Look through the data below. Pick out the lines holding the string "세미나를".

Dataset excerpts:
::::::::

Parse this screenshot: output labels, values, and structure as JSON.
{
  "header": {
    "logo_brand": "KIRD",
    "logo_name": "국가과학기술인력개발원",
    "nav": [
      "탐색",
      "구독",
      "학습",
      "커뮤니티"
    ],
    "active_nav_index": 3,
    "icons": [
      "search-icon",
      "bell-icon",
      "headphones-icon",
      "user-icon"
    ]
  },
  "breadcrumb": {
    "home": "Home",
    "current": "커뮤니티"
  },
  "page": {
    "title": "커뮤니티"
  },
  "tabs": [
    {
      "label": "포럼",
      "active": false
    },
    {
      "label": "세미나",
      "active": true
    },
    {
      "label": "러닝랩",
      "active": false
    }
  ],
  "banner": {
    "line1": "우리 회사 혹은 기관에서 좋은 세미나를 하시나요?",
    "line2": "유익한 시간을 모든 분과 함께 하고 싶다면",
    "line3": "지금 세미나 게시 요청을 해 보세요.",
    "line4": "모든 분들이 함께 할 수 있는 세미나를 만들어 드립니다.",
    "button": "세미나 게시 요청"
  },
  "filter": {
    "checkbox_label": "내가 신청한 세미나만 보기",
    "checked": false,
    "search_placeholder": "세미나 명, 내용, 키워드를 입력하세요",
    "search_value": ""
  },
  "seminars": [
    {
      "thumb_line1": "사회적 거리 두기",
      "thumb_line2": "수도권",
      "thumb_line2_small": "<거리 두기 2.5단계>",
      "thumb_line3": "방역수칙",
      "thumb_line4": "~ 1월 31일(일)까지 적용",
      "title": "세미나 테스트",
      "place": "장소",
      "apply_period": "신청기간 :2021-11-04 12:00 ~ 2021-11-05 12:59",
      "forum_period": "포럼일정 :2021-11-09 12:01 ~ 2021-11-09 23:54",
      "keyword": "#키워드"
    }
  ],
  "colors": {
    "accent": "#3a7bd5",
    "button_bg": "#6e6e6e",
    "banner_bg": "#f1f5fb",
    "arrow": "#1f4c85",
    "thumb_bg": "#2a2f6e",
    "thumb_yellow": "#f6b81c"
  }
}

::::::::

▸ **RESPONSE AREA**:
    "line1": "우리 회사 혹은 기관에서 좋은 세미나를 하시나요?",
    "line4": "모든 분들이 함께 할 수 있는 세미나를 만들어 드립니다.",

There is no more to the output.